12. Broccoli or other cruciferous vegetables
You can store plenty of veggies in your freezer, but it’s nice to have fresh varieties on hand.
Broccoli and other cruciferous vegetables, such as Brussels sprouts, cauliflower, and bok choy, keep well in the fridge and pack plenty of nutrients.
Test-tube studies even indicate that sulforaphane — a compound found in broccoli — has anticancer properties, although further research is needed (
Roast them for a side dish or chop them to add to pasta, chili, or tacos. Some of these veggies are also delicious raw and pair well with dips like hummus and tzatziki.
13. Basil or cilantro
Fresh herbs pack plenty of flavor with very few calories.
Basil and cilantro are my go-tos since they can be used in so many ways. Basil can be puréed into pesto, mixed into salad dressing, or topped on pizza or pasta. Cilantro is great for Mexican dishes like tacos, as well as slaws and scrambled eggs.
14. Lettuce or other greens
Salads make a great meal or side dish, so having lettuce on hand is essential.
Add a few dry paper towels to the container and store it in the vegetable crisper drawer in your fridge to keep lettuce and other greens fresher for longer.
You can add baby lettuce or greens like kale to almost any soup or pasta dish. Plus, if you’re looking for a fun way to stay hydrated, most lettuces are over 90% water (
15. Lemons or limes
The acidity in citrus foods adds brightness to any dish. Because it packs so much flavor, I often recommend adding it before you salt your food, then salting to taste.
You can even zest the peel of lemons or limes for salad dressings and for finishing dishes like grilled fish or chicken. Use the juice in marinades, ice water, and dressings and dips.

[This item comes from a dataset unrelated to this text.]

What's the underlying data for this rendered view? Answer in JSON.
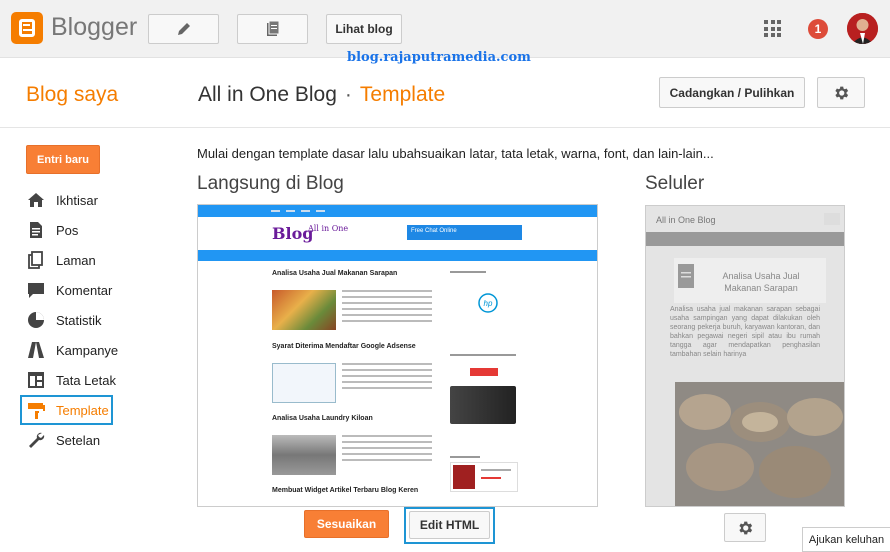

Keeping a variety of produce in your fridge makes meals and snacks easy. Plus, citrus and fresh herbs let you flavor your food without needing much salt.
16. Cooked whole grains
If you meal prep, you know the value of having cooked whole grains on hand in your fridge.
Whole grains provide a great base for any lunch or dinner and may even help prevent conditions like heart disease and diabetes (
Plus, their fiber content may boost fullness and improve cholesterol levels (
Cook them up to 2 days in advance and let them cool, then store them in a sealed, labeled container to use throughout the week.
I love wheat berries for a hearty salad, quinoa as a side for BBQ chicken, and bulgur wheat as the base for a parsley-heavy tabbouleh.
To keep them fresh for longer, store tortillas in the refrigerator. If you don’t use them up in time, transfer them to a freezer-safe bag and freeze for up to 6 months.
I love corn tortillas for a boost of whole grains, but whole grain flour tortillas are a great option, too.
Use this staple for tacos or quesadillas. You can also bake them to make tostadas or homemade chips.
Grains are a fridge necessity because they often serve as a base for meals. Stock a variety of cooked whole grains and tortillas.
A smartly stocked refrigerator makes meal planning easy and ensures that you’re eating a variety of foods.
Use the items above as a guide, but fill in with other foods that your family enjoys. If it helps, keep a running grocery list with these staples so that you don’t forget them at the store.